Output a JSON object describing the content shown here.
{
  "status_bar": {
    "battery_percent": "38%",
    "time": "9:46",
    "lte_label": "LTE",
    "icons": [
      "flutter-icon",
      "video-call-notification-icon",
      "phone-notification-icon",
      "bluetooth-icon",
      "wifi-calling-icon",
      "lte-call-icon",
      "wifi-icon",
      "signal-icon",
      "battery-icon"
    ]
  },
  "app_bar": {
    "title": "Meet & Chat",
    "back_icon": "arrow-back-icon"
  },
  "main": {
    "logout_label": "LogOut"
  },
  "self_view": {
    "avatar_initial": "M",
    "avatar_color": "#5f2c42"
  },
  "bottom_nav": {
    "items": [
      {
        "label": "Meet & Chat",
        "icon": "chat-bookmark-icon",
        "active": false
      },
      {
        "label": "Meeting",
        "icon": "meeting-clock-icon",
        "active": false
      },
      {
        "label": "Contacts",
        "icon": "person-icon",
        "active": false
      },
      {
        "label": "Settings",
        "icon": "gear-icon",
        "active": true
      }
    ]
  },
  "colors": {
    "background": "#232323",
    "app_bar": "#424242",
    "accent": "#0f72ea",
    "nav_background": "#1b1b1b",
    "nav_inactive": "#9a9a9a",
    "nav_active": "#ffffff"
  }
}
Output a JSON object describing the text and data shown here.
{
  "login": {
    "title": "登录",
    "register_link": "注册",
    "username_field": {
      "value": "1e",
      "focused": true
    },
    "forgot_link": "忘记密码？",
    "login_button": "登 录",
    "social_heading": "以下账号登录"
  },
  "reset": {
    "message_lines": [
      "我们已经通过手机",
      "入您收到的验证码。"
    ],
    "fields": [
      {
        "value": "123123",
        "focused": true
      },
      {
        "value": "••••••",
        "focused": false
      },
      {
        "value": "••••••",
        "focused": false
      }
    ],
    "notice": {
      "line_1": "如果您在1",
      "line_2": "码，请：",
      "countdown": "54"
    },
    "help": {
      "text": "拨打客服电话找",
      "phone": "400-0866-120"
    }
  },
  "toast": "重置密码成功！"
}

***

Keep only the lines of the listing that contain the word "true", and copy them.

• [EXPECTED OUTPUT]
        "active": true
      "focused": true
        "focused": true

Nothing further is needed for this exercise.